Forgive me. There is absolutely no pattern discernible here. It doesn't move from invertebrates to vertebrates. We don't go from dim animals to intelligent ones. We don't move through families. We don't progress in size. And all of these animals seem to function most adeptly in the water. Exactly how am I to discern that a Sunfish is more adept a swimmer than a sea turtle, but less adept than a whale? They all look pretty damned good to me, especially in comparison than a four-year-old.
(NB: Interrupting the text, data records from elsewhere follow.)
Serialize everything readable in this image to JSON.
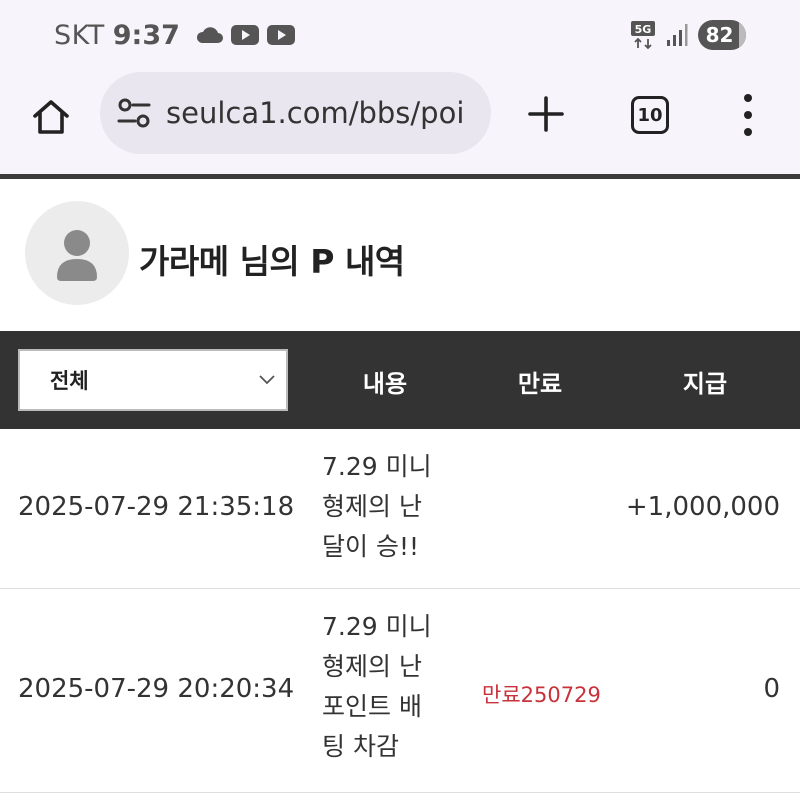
{
  "status_bar": {
    "carrier": "SKT",
    "time": "9:37",
    "network": "5G",
    "battery": "82"
  },
  "browser": {
    "url": "seulca1.com/bbs/poi",
    "tab_count": "10"
  },
  "profile": {
    "title": "가라메 님의 P 내역"
  },
  "table": {
    "filter_selected": "전체",
    "headers": {
      "content": "내용",
      "expire": "만료",
      "pay": "지급"
    },
    "rows": [
      {
        "date": "2025-07-29 21:35:18",
        "content_lines": [
          "7.29 미니",
          "형제의 난",
          "달이 승!!"
        ],
        "expire": "",
        "pay": "+1,000,000"
      },
      {
        "date": "2025-07-29 20:20:34",
        "content_lines": [
          "7.29 미니",
          "형제의 난",
          "포인트 배",
          "팅 차감"
        ],
        "expire": "만료250729",
        "pay": "0"
      }
    ]
  },
  "colors": {
    "header_bg": "#333333",
    "expire_red": "#c8323a",
    "chrome_bg": "#f7f5fb"
  }
}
Clearly this is all a plot to trick me into signing up my children for the wrong level and forfeiting $15 to the community centre when I have to change them due to my error, albeit a completely reasonable error given their ridiculous naming.
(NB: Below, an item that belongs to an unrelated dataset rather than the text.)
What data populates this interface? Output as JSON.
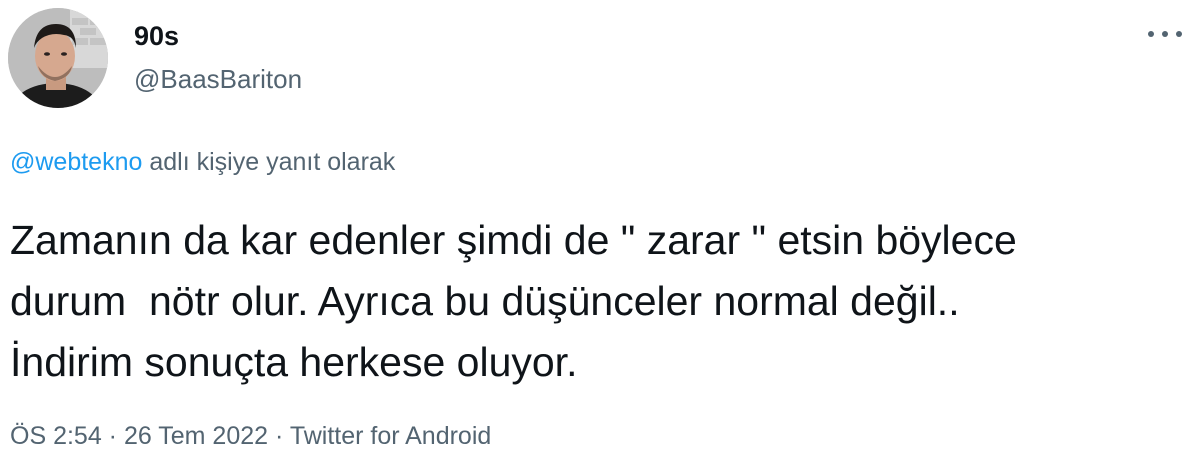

So I held off until I could put both older children into Swim Kids 1. This not only fills up my evening and makes dinner rather late, but also rids me of two children long enough to attend the library with a three-year-old and a one-year-old. This is exactly as much fun as it sounds.

I would put the three-year-old into otter or salamander or whatever just to keep him busy, but refer to that aforementioned naming system. Not worth the trouble.

So my oldest has been begging for swim lessons for some two years, and I haven't been able to get it together, and now I have, and she bears no grudges. She travels with an over-the-shoulder bag that she considers sufficiently pink. In it, she packs the novel she was reading (see, I did teach her to read). She carries a Play Mobil princess set. And she carries her swimsuit. You know, just in case. Might need it.

Gnome has gone for a different tack. He travels with a bear puppet (NB: puppet, NOT a teddy bear). The puppet is creatively named Beary. Gnome has decided that Beary needs a swimsuit. That way Beary will be protected in the rain.

It takes a marvelously unobservant child to think that a swimsuit is appropriate Canadian rain gear, even for a puppet.

Thursday, April 4, 2013

Odds and Ends

A few miscellaneous thoughts while I wait for my husband to strip the tinfoil from the kitchen and dining area.

After a sunny few days in during Passover, it is absolutely pouring rain. My city is very wet, most of the year. Since it isn't as cold here as it is in most of Canada, we get no sympathy. On the other hand, in other parts of Canada, it rarely drops rain for weeks on end.

Today it is so damp that I keep undressing the little ones to check diapers or underpants. Their butts seem suspiciously humid.

Genome did wet his pants today. He called me and I didn't come fast enough to undo his pant button. "This," he informed me, "is why I take my pants off at the door."

I attempted to get right back into academics after Passover. I sat the boys down for a dear little reading lesson. It all went well until they got to the part where they were supposed to colour things in. They found a facepaint stick with the crayons. There was nothing for it but class had to be adjourned so they could apply war paint to each other.

Genome tired of the game once he had done his and Firefly's faces and hands, but Firefly was not satisfied. He stripped all of his clothes off and covered himself in black designs from head to toe, including (with admirable flexibility) the smll of his back. then he danced around the house.

Appropriately, I had been reading Napoleon Chagnon's new book on the Yanomami.

Today was a disaster. Firefly hid in the closet when I tried to get him ready to go to Munchkin's ballet. He fell asleep in the car and wet his pants. When I pulled him out he screamed and jerked as hard as he could. I strapped him into the Death Stroller. He nearly overturned it into a puddle.

I would not have been sorry.

As we pulled in to the community centre, Genome announced that he had no boots or shoes to wear. I told him that this was not possible, because he must have worn shoes out to the car. He replied that he had worn a single boot, and hopped.

It was true. He had.

I found a single rubber boot to go with the boot he was wearing.

I'm really, really sleepy.